━━ TASK INPUTS

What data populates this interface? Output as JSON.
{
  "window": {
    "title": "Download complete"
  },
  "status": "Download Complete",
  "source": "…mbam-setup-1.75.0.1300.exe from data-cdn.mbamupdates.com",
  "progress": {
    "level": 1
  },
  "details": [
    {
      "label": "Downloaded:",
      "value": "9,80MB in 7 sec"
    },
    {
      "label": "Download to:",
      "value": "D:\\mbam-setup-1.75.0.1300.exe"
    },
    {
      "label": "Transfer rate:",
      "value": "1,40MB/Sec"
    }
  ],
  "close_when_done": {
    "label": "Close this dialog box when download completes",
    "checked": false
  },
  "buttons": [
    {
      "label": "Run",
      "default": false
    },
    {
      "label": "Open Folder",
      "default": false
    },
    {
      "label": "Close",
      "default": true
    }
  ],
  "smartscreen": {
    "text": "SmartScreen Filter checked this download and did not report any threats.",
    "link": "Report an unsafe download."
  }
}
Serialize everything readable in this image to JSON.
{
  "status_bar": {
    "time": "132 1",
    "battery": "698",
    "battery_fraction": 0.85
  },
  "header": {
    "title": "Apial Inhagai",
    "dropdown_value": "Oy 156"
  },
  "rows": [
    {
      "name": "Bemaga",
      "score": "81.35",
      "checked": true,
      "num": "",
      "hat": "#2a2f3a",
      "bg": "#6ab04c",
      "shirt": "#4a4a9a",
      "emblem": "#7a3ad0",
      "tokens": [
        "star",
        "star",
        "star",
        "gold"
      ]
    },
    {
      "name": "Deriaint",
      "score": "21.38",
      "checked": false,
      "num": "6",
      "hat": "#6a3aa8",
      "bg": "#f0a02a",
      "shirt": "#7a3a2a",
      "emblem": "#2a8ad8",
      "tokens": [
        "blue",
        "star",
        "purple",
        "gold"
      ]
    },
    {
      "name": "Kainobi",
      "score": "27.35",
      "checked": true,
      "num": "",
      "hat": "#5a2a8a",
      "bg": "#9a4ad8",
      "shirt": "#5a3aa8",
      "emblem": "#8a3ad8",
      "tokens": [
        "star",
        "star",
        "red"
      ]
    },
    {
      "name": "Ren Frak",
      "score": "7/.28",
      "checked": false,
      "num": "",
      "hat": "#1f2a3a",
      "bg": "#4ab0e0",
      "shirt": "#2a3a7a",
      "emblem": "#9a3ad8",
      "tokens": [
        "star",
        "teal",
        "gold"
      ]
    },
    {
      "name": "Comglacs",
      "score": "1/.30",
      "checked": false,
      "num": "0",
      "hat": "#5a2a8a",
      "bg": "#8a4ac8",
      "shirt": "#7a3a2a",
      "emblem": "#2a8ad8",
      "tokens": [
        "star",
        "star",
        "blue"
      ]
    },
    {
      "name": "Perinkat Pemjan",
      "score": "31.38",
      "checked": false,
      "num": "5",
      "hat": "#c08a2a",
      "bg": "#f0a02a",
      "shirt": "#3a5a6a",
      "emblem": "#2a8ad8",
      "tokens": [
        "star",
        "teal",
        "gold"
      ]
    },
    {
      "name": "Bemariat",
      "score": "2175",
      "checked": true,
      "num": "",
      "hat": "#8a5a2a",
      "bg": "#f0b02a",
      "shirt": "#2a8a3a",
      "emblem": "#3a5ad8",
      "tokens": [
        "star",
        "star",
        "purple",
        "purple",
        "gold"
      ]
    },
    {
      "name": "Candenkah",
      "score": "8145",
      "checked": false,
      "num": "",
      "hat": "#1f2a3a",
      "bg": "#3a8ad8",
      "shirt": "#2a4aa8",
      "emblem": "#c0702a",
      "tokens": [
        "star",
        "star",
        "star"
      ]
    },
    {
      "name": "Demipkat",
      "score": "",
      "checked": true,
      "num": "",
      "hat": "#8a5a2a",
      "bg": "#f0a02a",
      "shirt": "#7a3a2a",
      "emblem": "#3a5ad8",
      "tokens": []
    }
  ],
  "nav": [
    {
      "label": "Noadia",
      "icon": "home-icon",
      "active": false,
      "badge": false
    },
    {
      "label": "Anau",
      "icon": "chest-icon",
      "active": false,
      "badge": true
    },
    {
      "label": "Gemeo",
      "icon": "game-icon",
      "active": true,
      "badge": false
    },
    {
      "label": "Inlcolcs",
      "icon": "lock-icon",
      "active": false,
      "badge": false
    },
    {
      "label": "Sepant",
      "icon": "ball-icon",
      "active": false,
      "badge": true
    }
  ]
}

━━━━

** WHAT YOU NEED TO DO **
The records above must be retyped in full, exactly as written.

** REPLY **
What data populates this interface? Output as JSON.
{
  "window": {
    "title": "Download complete"
  },
  "status": "Download Complete",
  "source": "…mbam-setup-1.75.0.1300.exe from data-cdn.mbamupdates.com",
  "progress": {
    "level": 1
  },
  "details": [
    {
      "label": "Downloaded:",
      "value": "9,80MB in 7 sec"
    },
    {
      "label": "Download to:",
      "value": "D:\\mbam-setup-1.75.0.1300.exe"
    },
    {
      "label": "Transfer rate:",
      "value": "1,40MB/Sec"
    }
  ],
  "close_when_done": {
    "label": "Close this dialog box when download completes",
    "checked": false
  },
  "buttons": [
    {
      "label": "Run",
      "default": false
    },
    {
      "label": "Open Folder",
      "default": false
    },
    {
      "label": "Close",
      "default": true
    }
  ],
  "smartscreen": {
    "text": "SmartScreen Filter checked this download and did not report any threats.",
    "link": "Report an unsafe download."
  }
}
Serialize everything readable in this image to JSON.
{
  "status_bar": {
    "time": "132 1",
    "battery": "698",
    "battery_fraction": 0.85
  },
  "header": {
    "title": "Apial Inhagai",
    "dropdown_value": "Oy 156"
  },
  "rows": [
    {
      "name": "Bemaga",
      "score": "81.35",
      "checked": true,
      "num": "",
      "hat": "#2a2f3a",
      "bg": "#6ab04c",
      "shirt": "#4a4a9a",
      "emblem": "#7a3ad0",
      "tokens": [
        "star",
        "star",
        "star",
        "gold"
      ]
    },
    {
      "name": "Deriaint",
      "score": "21.38",
      "checked": false,
      "num": "6",
      "hat": "#6a3aa8",
      "bg": "#f0a02a",
      "shirt": "#7a3a2a",
      "emblem": "#2a8ad8",
      "tokens": [
        "blue",
        "star",
        "purple",
        "gold"
      ]
    },
    {
      "name": "Kainobi",
      "score": "27.35",
      "checked": true,
      "num": "",
      "hat": "#5a2a8a",
      "bg": "#9a4ad8",
      "shirt": "#5a3aa8",
      "emblem": "#8a3ad8",
      "tokens": [
        "star",
        "star",
        "red"
      ]
    },
    {
      "name": "Ren Frak",
      "score": "7/.28",
      "checked": false,
      "num": "",
      "hat": "#1f2a3a",
      "bg": "#4ab0e0",
      "shirt": "#2a3a7a",
      "emblem": "#9a3ad8",
      "tokens": [
        "star",
        "teal",
        "gold"
      ]
    },
    {
      "name": "Comglacs",
      "score": "1/.30",
      "checked": false,
      "num": "0",
      "hat": "#5a2a8a",
      "bg": "#8a4ac8",
      "shirt": "#7a3a2a",
      "emblem": "#2a8ad8",
      "tokens": [
        "star",
        "star",
        "blue"
      ]
    },
    {
      "name": "Perinkat Pemjan",
      "score": "31.38",
      "checked": false,
      "num": "5",
      "hat": "#c08a2a",
      "bg": "#f0a02a",
      "shirt": "#3a5a6a",
      "emblem": "#2a8ad8",
      "tokens": [
        "star",
        "teal",
        "gold"
      ]
    },
    {
      "name": "Bemariat",
      "score": "2175",
      "checked": true,
      "num": "",
      "hat": "#8a5a2a",
      "bg": "#f0b02a",
      "shirt": "#2a8a3a",
      "emblem": "#3a5ad8",
      "tokens": [
        "star",
        "star",
        "purple",
        "purple",
        "gold"
      ]
    },
    {
      "name": "Candenkah",
      "score": "8145",
      "checked": false,
      "num": "",
      "hat": "#1f2a3a",
      "bg": "#3a8ad8",
      "shirt": "#2a4aa8",
      "emblem": "#c0702a",
      "tokens": [
        "star",
        "star",
        "star"
      ]
    },
    {
      "name": "Demipkat",
      "score": "",
      "checked": true,
      "num": "",
      "hat": "#8a5a2a",
      "bg": "#f0a02a",
      "shirt": "#7a3a2a",
      "emblem": "#3a5ad8",
      "tokens": []
    }
  ],
  "nav": [
    {
      "label": "Noadia",
      "icon": "home-icon",
      "active": false,
      "badge": false
    },
    {
      "label": "Anau",
      "icon": "chest-icon",
      "active": false,
      "badge": true
    },
    {
      "label": "Gemeo",
      "icon": "game-icon",
      "active": true,
      "badge": false
    },
    {
      "label": "Inlcolcs",
      "icon": "lock-icon",
      "active": false,
      "badge": false
    },
    {
      "label": "Sepant",
      "icon": "ball-icon",
      "active": false,
      "badge": true
    }
  ]
}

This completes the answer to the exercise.